On Tuesday 15 May, former AIIA president and senior diplomat, academic, author and media commentator Richard Broinowski was welcomed by a large audience at Glover Cottages. Drawing on his personal experiences in Iran, Richard discussed the recent political developments of the country and sought to dispel some of the misconceptions conveyed by Western media.
Richard served at the Australian Embassy in Tehran in the early 1970s. In April this year, he returned to Iran with a small group of AIIA members and travelled around the country, learning more of the nation’s current political ideologies and cultural heritage. Richard’s speech on Tuesday night reflected on this recent trip and intertwined some of his personal experiences along with his broader knowledge of Iranian politics.
During his speech, Richard provided a number of insights into the relationship between Western states and Iran, as well as Iran’s political objectives in the Middle East and the recent developments over the Iran nuclear deal. He made a solid case for the appointment of an Australian Defence Attaché in Iran in order to better monitor the realities of any threat Iran may pose; Australians should be more wary of the information that is portrayed by the Western media. Based on what he experienced, the lifestyles and standards of living of those living in Iran are much better than the media portray.
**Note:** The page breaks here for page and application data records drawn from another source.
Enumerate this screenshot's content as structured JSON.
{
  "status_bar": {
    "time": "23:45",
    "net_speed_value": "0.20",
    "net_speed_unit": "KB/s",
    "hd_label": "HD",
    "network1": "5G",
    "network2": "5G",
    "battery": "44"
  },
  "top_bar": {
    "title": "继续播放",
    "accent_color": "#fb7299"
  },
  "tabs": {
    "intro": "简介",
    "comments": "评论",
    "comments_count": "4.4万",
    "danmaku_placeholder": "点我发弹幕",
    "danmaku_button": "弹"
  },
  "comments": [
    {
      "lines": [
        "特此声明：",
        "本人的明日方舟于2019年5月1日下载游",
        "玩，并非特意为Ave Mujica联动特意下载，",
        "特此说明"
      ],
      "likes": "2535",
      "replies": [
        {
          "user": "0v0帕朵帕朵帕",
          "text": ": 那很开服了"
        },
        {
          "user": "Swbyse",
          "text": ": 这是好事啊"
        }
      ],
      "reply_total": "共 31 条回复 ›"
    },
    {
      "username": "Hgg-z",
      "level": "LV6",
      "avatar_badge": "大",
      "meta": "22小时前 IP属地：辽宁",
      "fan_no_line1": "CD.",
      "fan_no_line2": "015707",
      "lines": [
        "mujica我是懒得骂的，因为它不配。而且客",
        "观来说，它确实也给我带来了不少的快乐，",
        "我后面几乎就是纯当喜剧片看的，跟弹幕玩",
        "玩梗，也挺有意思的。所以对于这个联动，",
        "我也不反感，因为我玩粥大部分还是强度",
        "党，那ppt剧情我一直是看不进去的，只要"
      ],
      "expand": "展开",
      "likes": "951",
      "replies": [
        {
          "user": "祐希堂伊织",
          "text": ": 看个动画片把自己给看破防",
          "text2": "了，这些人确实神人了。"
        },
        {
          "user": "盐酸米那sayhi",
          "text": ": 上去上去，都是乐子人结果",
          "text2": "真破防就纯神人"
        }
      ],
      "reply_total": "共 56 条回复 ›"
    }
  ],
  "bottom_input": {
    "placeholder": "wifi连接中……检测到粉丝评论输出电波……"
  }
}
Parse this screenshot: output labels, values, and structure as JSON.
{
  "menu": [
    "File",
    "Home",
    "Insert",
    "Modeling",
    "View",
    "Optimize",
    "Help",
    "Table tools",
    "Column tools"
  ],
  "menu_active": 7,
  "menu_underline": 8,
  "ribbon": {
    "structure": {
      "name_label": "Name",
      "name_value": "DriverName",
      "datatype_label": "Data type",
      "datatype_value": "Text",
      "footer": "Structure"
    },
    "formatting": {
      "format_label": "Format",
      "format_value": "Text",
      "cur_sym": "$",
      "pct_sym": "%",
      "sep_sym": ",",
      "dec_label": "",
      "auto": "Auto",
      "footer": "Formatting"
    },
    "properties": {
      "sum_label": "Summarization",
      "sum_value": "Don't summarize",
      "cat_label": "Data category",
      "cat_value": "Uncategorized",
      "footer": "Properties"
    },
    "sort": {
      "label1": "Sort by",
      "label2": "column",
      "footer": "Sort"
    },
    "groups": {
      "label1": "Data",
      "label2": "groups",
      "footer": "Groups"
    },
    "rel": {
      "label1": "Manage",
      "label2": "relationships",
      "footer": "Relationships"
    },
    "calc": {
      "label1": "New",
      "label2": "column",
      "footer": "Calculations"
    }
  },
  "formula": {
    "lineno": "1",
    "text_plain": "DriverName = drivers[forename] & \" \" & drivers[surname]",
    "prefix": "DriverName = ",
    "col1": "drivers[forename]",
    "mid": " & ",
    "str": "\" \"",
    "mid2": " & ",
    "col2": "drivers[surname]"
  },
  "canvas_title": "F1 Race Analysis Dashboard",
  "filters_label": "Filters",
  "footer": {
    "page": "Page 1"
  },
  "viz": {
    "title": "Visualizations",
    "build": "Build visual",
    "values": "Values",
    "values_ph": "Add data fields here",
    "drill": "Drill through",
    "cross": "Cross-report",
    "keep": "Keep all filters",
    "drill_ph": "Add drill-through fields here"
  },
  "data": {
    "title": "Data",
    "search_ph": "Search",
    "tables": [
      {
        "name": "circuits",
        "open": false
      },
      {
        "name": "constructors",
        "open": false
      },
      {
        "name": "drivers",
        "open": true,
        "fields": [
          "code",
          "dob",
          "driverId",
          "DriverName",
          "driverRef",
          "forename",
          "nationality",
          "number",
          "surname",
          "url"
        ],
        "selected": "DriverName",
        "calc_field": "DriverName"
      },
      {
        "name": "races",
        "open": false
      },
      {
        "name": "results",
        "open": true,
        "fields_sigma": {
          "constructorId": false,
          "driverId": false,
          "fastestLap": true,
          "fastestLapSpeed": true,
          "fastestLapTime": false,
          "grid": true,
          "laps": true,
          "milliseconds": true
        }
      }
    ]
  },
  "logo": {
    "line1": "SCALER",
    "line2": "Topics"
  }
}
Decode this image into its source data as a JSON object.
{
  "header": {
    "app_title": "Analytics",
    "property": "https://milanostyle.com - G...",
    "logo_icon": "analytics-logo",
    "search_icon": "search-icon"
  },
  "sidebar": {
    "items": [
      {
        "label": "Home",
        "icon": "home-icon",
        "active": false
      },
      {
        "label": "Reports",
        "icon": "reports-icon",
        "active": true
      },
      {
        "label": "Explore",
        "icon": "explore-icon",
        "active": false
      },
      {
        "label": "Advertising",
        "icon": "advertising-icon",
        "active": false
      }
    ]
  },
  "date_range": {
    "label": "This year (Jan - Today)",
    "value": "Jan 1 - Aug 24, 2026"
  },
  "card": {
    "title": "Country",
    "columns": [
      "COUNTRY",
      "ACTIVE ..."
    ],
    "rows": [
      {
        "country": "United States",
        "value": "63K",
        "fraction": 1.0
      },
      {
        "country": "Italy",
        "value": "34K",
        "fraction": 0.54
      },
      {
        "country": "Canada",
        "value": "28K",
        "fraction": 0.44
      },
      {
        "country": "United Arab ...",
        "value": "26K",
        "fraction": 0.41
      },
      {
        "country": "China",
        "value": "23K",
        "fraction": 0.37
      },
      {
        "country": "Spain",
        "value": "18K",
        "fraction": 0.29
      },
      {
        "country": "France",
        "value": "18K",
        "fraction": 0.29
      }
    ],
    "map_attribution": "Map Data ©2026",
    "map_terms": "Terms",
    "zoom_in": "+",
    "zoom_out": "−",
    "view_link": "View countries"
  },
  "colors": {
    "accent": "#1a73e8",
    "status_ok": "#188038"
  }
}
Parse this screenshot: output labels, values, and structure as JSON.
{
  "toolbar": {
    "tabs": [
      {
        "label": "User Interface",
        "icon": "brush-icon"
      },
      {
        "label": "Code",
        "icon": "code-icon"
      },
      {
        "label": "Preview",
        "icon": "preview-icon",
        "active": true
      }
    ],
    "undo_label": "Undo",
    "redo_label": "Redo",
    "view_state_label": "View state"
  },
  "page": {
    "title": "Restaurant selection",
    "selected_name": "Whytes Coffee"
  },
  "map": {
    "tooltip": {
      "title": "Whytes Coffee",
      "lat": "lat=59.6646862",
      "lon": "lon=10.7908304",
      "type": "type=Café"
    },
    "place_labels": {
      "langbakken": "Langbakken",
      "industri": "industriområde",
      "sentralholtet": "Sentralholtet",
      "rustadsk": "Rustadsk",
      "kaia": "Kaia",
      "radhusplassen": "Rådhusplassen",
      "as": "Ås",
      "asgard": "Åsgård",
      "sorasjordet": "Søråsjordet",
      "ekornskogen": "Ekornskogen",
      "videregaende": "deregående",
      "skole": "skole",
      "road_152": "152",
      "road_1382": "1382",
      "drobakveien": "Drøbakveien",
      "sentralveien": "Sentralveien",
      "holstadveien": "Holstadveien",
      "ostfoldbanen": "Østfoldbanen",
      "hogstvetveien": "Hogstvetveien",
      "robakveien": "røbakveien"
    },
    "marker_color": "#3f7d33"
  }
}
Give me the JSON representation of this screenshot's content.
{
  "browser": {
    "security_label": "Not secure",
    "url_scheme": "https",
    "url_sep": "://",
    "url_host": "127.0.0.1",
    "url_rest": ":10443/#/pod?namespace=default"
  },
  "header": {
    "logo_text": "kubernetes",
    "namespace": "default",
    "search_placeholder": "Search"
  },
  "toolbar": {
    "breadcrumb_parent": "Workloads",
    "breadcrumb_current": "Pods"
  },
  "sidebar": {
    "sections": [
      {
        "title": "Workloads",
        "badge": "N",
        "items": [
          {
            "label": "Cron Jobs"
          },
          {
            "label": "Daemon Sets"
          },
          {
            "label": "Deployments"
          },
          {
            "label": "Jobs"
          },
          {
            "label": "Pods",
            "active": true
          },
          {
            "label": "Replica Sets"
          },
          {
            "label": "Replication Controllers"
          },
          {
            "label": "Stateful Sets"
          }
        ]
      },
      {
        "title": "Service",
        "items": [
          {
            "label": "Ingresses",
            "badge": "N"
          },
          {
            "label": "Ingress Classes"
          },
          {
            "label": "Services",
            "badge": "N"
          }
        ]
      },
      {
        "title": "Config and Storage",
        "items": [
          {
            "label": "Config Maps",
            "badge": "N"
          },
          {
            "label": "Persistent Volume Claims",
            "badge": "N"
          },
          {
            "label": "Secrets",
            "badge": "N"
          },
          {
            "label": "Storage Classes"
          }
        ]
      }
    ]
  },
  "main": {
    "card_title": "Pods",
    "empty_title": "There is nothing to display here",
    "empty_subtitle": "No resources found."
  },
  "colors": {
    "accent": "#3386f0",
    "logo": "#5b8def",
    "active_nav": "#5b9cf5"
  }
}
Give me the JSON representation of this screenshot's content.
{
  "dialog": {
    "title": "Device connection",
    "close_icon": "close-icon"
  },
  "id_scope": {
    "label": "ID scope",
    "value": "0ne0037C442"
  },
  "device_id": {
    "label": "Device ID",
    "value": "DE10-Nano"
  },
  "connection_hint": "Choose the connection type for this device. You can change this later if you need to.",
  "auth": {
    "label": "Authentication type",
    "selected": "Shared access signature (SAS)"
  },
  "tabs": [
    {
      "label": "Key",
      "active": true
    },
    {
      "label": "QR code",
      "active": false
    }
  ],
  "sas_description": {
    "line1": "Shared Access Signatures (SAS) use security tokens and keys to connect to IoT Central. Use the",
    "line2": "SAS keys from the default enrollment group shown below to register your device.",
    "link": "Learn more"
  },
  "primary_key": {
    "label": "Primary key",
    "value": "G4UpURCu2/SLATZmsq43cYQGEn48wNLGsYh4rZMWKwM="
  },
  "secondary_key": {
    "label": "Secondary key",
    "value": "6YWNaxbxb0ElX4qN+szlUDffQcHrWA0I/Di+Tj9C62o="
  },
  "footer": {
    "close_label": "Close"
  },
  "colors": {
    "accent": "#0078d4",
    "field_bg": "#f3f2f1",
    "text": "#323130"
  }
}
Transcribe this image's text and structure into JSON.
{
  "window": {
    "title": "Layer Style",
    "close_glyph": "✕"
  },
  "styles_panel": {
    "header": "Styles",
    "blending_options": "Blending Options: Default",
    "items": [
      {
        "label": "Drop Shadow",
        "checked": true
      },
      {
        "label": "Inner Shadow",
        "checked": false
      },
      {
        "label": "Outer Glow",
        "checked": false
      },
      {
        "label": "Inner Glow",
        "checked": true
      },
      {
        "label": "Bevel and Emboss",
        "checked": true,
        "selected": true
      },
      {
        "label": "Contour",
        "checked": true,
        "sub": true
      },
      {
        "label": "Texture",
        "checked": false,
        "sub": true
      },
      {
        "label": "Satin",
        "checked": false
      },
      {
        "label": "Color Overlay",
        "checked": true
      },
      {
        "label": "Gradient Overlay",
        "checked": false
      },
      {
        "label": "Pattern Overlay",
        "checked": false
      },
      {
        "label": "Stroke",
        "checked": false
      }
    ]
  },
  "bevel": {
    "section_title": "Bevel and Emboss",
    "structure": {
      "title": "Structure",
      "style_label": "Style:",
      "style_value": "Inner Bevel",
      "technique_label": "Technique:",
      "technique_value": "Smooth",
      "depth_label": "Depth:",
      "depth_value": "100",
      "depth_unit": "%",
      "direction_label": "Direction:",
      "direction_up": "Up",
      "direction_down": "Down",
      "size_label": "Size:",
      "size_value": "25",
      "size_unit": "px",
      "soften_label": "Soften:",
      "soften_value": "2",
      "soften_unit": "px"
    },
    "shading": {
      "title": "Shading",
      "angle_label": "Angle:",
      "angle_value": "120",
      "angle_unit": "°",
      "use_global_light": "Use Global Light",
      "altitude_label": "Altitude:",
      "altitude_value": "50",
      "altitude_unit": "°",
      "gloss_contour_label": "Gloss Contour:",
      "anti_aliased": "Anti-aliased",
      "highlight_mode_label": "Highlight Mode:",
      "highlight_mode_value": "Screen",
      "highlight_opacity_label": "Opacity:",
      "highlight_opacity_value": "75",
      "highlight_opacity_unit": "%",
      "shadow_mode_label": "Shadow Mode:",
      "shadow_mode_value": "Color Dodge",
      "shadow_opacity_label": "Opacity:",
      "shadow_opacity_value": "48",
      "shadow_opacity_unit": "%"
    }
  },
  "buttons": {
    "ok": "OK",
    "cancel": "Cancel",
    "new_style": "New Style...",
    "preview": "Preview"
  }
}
Richard commented on the double standards of the United States and Saudi Arabia which condemn Iran for ‘exporting terrorists’ whilst they simultaneously meddle in conflicts in Libya, Syria, Iraq and Israel. He argued that Iran doesn’t want to go to war with Israel, or any other nation for that matter, but does not want to acquiesce to Western involvement in the region. On the nuclear agreement, he considered that the decision by US President Trump to reject the deal was misinformed and dangerous. He hoped to see Iran work more closely with European nations to rekindle the agreement and create a fair outcome for Iran and a reduced risk of regional conflict.
Richard accompanied his address with personal photos of his trip as well as some Iranian political cartoons that depicted America as being corrupt and demonstrated the nation’s long-standing anger at US policy in the Middle East. In response to questions, he expressed concern about Israeli-Iranian relations and the potential for nuclear conflict. He welcomed the prospect of Australian relations with Iran becoming stronger in the future through trade.
Report by Isabella Svinos
AIIA NSW intern